Many thousands of fossils have been recovered from the Gladysvale deposits including rare remains of hominids. From the Gladysvale external deposits, almost a quarter of a million bones have been recovered since excavations began in 1992. There are many millions of bones still in place in the cave. Fossils recovered include antelope, giant zebra, carnivores including extinct wolves, monkeys and hominids attributed to Australopithecus africanus and early Homo.
Tools have also been found with the most spectacular being an Acheulean handaxe (pictured), recovered from 1 million year old sediments.
Age of the deposits
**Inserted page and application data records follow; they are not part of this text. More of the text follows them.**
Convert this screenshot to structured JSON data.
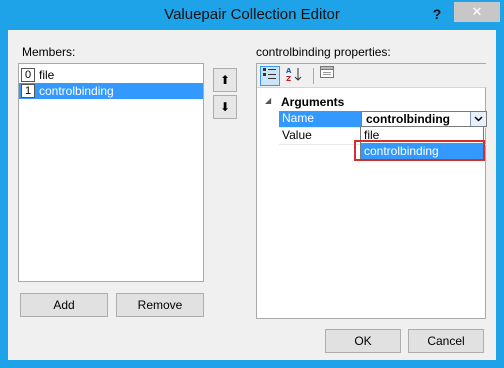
{
  "window": {
    "title": "Valuepair Collection Editor",
    "help_label": "?",
    "close_label": "✕"
  },
  "members": {
    "label": "Members:",
    "items": [
      {
        "index": "0",
        "name": "file"
      },
      {
        "index": "1",
        "name": "controlbinding",
        "selected": true
      }
    ],
    "move_up_label": "⬆",
    "move_down_label": "⬇",
    "add_label": "Add",
    "remove_label": "Remove"
  },
  "properties": {
    "label": "controlbinding properties:",
    "toolbar": {
      "categorized_icon": "categorized-icon",
      "alphabetical_icon": "alphabetical-icon",
      "property_pages_icon": "property-pages-icon"
    },
    "category": "Arguments",
    "rows": [
      {
        "name": "Name",
        "value": "controlbinding"
      },
      {
        "name": "Value",
        "value": ""
      }
    ],
    "dropdown_options": [
      "file",
      "controlbinding"
    ]
  },
  "footer": {
    "ok_label": "OK",
    "cancel_label": "Cancel"
  },
  "colors": {
    "title_bar": "#1fa3e8",
    "selection": "#3399ff",
    "highlight_box": "#d32f2f"
  }
}
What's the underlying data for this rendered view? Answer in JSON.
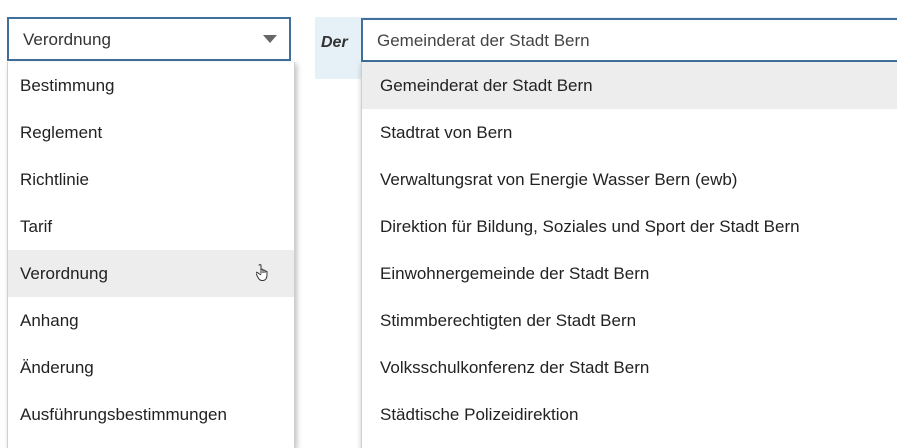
{
  "type_select": {
    "value": "Verordnung",
    "options": [
      "Bestimmung",
      "Reglement",
      "Richtlinie",
      "Tarif",
      "Verordnung",
      "Anhang",
      "Änderung",
      "Ausführungsbestimmungen"
    ],
    "hovered_index": 4
  },
  "der_label": "Der",
  "author_combo": {
    "value": "Gemeinderat der Stadt Bern",
    "options": [
      "Gemeinderat der Stadt Bern",
      "Stadtrat von Bern",
      "Verwaltungsrat von Energie Wasser Bern (ewb)",
      "Direktion für Bildung, Soziales und Sport der Stadt Bern",
      "Einwohnergemeinde der Stadt Bern",
      "Stimmberechtigten der Stadt Bern",
      "Volksschulkonferenz der Stadt Bern",
      "Städtische Polizeidirektion"
    ],
    "highlighted_index": 0
  },
  "icons": {
    "caret": "chevron-down-icon",
    "cursor": "hand-pointer-icon"
  }
}
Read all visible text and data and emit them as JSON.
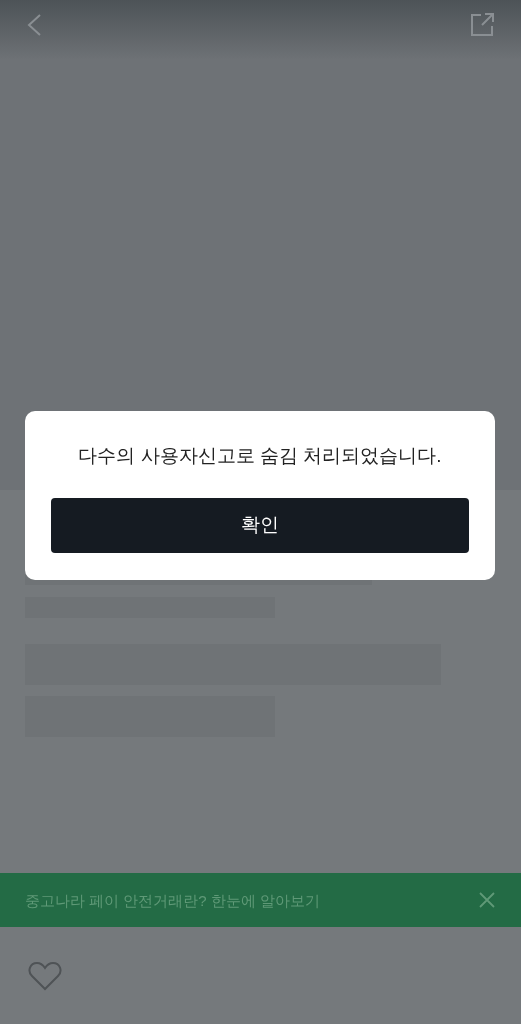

The Gladysvale sequence has been dated using a combination of biostratigraphy, palaeomagnetism (Andy Herries, La Trobe University, Australia), electron spin resonance and uranium series dating (Robyn Pickering, U. Melbourne, Australia). The youngest deposits are thought to be around 54,000 years old while the oldest deposits that are the likely source of the Au. africanus fossils are around 2.4–2.0 million years old. The Gladysvale External deposits contain extensive faunal remains and date to between 780,000 and 530,000 years ago. An Acheulian handaxe was recovered from internal deposits older than the Bruhnes-Matuyama boundary at 780,000 years.